The third case can be found in Spain's jihadist network in 2005. The leader of the cell, Imad Yarkas, was known to many through informal football games among the Syrian immigrant community.

The fourth example is the fact that Osama bin Laden himself reportedly loves football, according to his former teacher at Al Thagher. Writer Steve Coll, in New Yorker magazine, described how informal tutoring using football at the school was a very powerful tool for attracting students to engage a tough subject such as memorizing the entire Koran. In Coll's article, a former student said that a teacher at the school "promised that if we stayed we could be part of a sports club, play soccer. I very much wanted to play soccer. So we began to stay after school with him from two o'clock until five".

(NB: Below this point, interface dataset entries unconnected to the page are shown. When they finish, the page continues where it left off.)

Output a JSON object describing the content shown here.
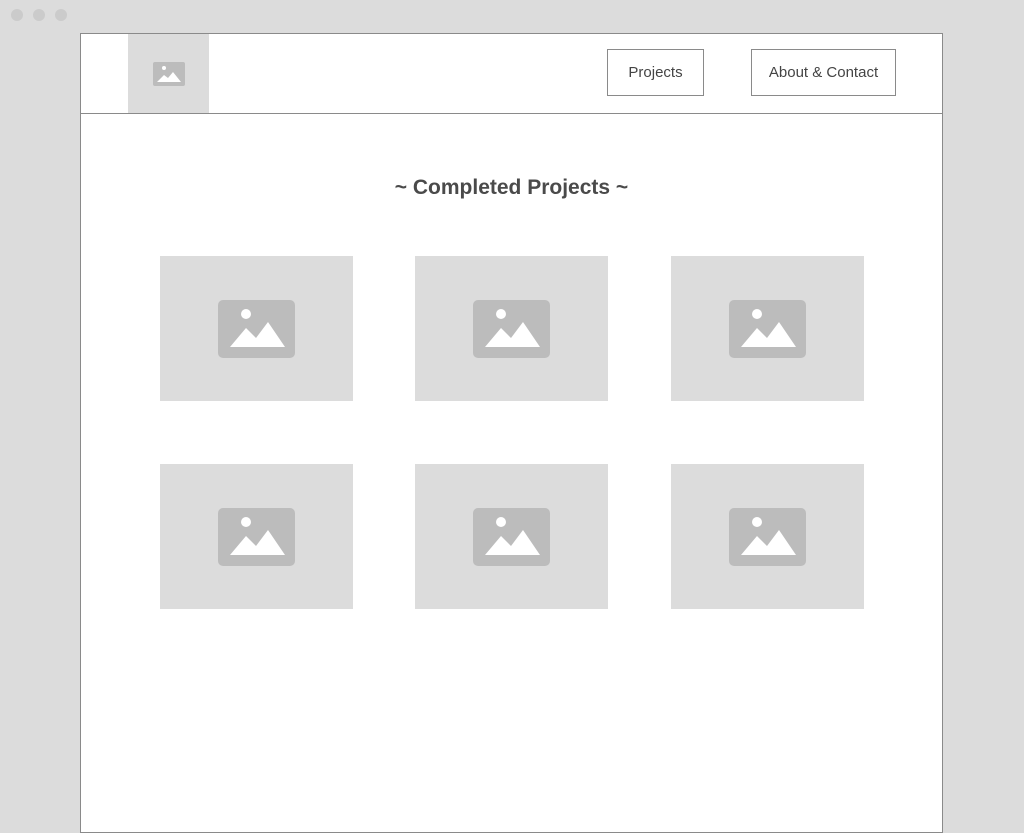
{
  "header": {
    "logo_icon": "image-placeholder-icon",
    "nav": [
      {
        "label": "Projects"
      },
      {
        "label": "About & Contact"
      }
    ]
  },
  "main": {
    "title": "~ Completed Projects ~",
    "tiles": [
      {
        "icon": "image-placeholder-icon"
      },
      {
        "icon": "image-placeholder-icon"
      },
      {
        "icon": "image-placeholder-icon"
      },
      {
        "icon": "image-placeholder-icon"
      },
      {
        "icon": "image-placeholder-icon"
      },
      {
        "icon": "image-placeholder-icon"
      }
    ]
  },
  "colors": {
    "background": "#dcdcdc",
    "placeholder": "#dcdcdc",
    "placeholder_icon": "#bcbcbc",
    "border": "#8a8a8a",
    "text": "#4a4a4a"
  }
}
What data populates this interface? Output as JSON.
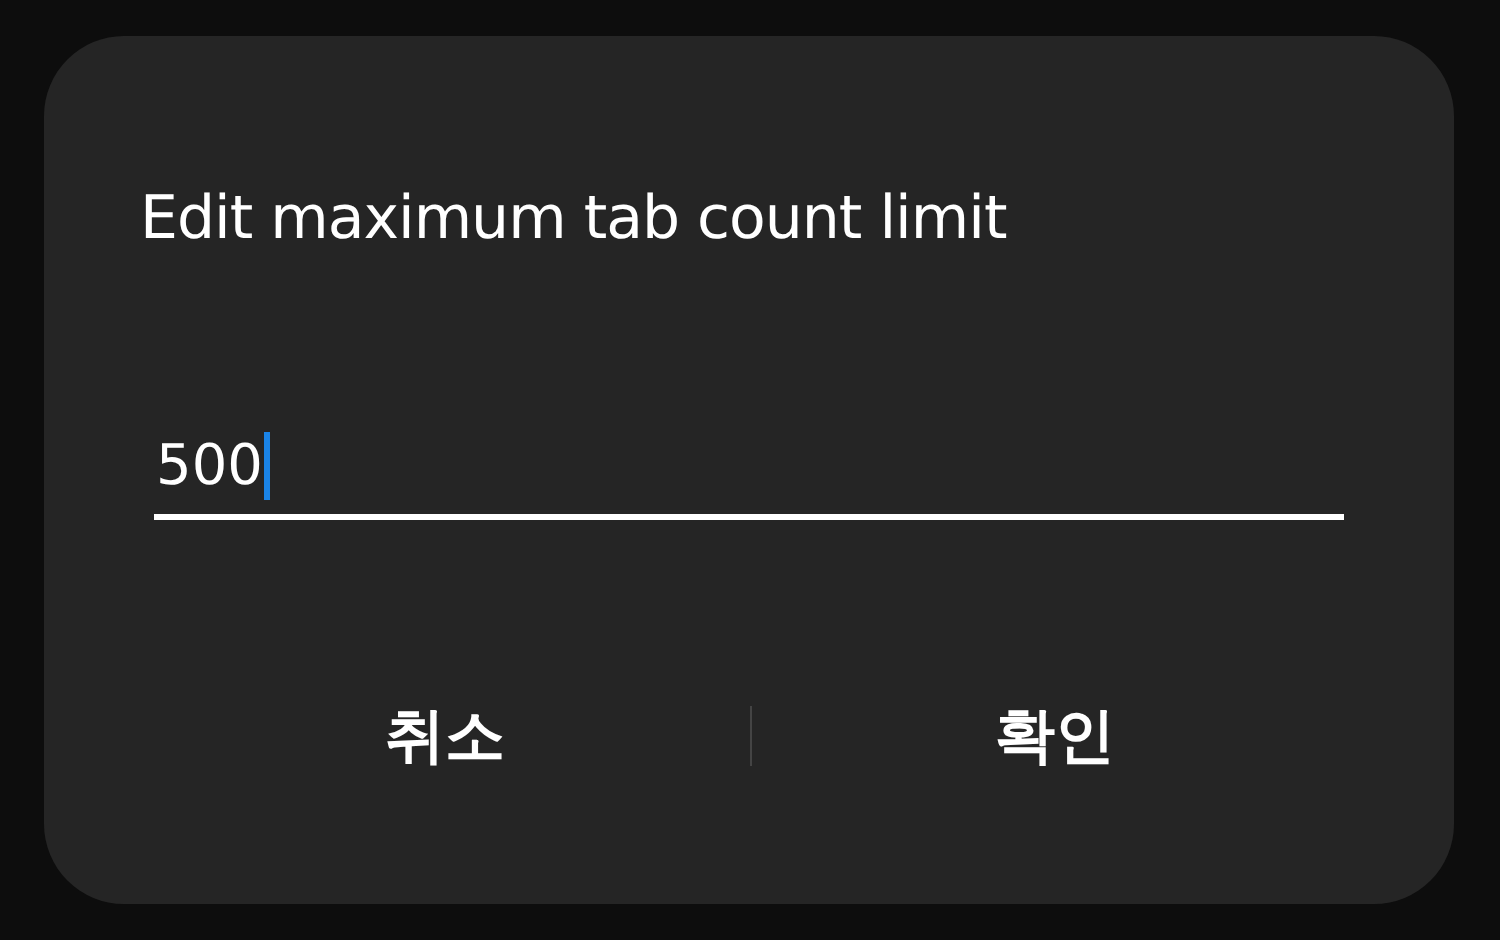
{
  "dialog": {
    "title": "Edit maximum tab count limit",
    "field": {
      "value": "500",
      "focused": true
    },
    "buttons": [
      {
        "label": "취소"
      },
      {
        "label": "확인"
      }
    ]
  }
}
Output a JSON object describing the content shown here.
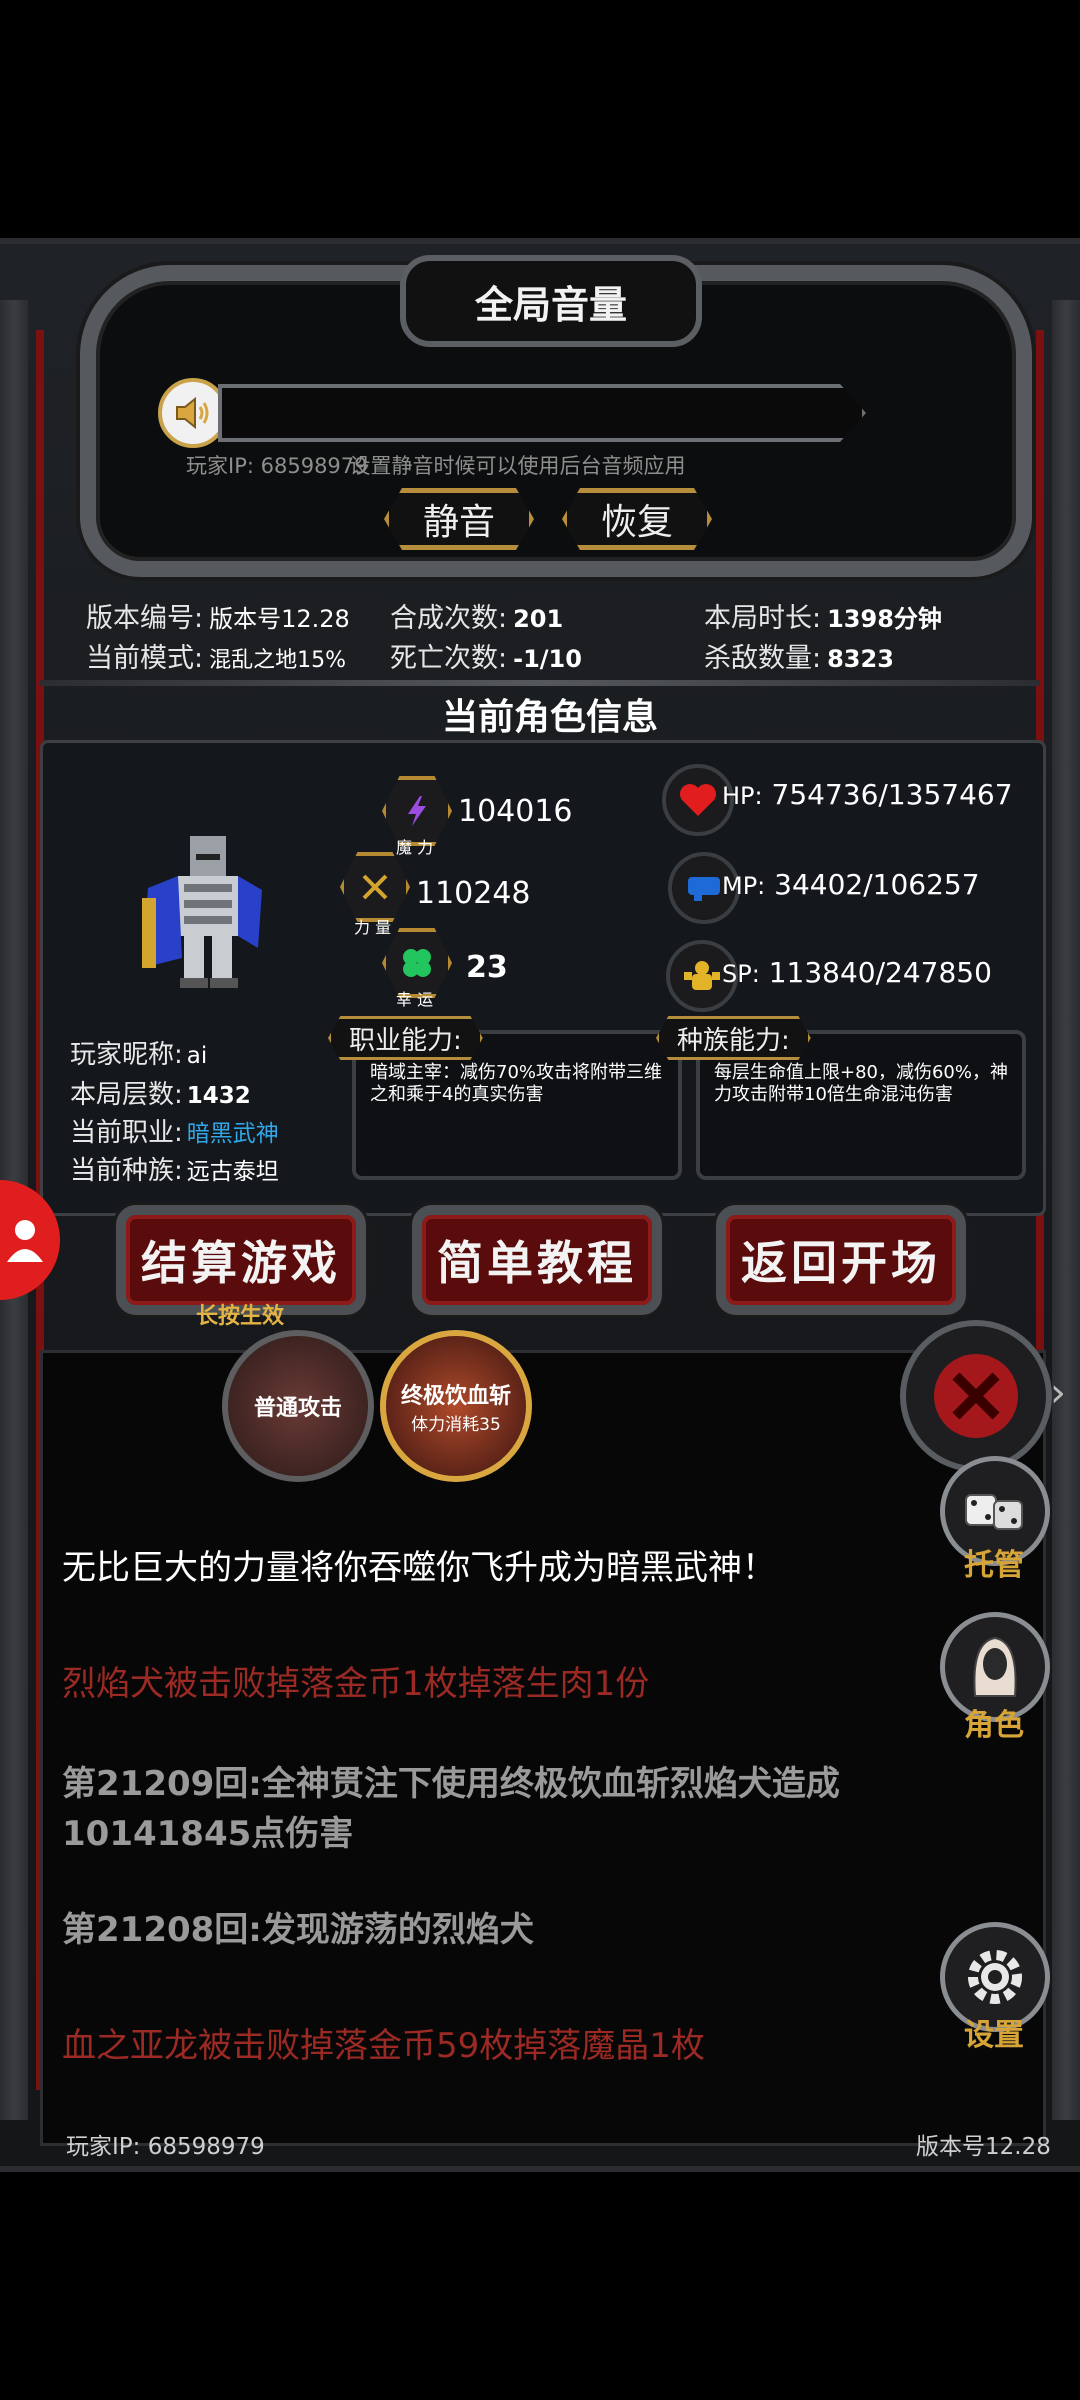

"Thus," Ismail concluded, "recruitment into most jihadi groups is not like recruitment into the police or army or college. Indeed, previous formal or informal membership in action-oriented groups such as soccer or cricket teams, and other informal ties, may facilitate the passage from radicalization into jihad and on to joining suicide attack teams."


With the death of the Al Qaeda leader in Iraq, Abu Musab Zarqawi, we are reminded of the profile on him published in The Observer (London) on 29 May 2005. During his Jordanian childhood, Paul Harris observed, "Zarqawi quickly became a tearaway. He spent his time scrapping and playing football in Zarqa's dusty streets and surprised no one by dropping out of school aged 17 ..."


The US Public Broadcasting System's Frontline program discussed the case of Nizar Trabelsi, the only known former professional football player to join the Al Qaeda terrorist network (25 Jan 2005). The Tunisian was convicted in 2003 of plotting to drive a car bomb into Kleine Brogel, a NATO airbase in Belgium where US military personnel work and sentanced to 10 years gaol. Trabelsi played professional football in Germany in the late 1980s and early 1990s, initially for Fortuna Düsseldorf, but then drifted from team to team, developed a cocaine habit and racked up criminal offenses.He embraced radical Islam in the mid-1990s and, during training in Afghanistan, had face-to-face meetings with Osama bin Laden.


When visiting London back in 1994, author Adam Robinson wrote in his book Bin Laden: behind the mask of a terrorist, Bin Laden is thought to have cheered on Arsenal FC at their Highbury stadium for at least two European ties, against Torino and Paris St Germain. It is even suggested he bought his son Abdullah a replica shirt in the club shop after having been blown away by the Highbury atmosphere.

And Chris Bryant refers in Spiegel (14 June) to a videotape released by the US Defence Department in December 2001 in which Bin Laden and his coterie make two references to soccer. Firstly Bin Laden recalls a prophesy that one of his own al-Qaida supporters relayed to him, "I saw in a dream, we were playing a soccer game against the Americans. When our team showed up in the field, they were all pilots!" Secondly, another man on the tape describes to Bin Laden his experience of watching the 9/11 attacks on television. "The scene was showing an Egyptian family sitting in their living room. They exploded with joy. Do you know when there is a soccer game and your team wins? It was the same expression of joy."

See also: Malaysian terrorist "was a Manchester United fan" (11 Nov 05) and Could football have lead Osama Bin Laden to an early Arsenal? (30 Sep 05)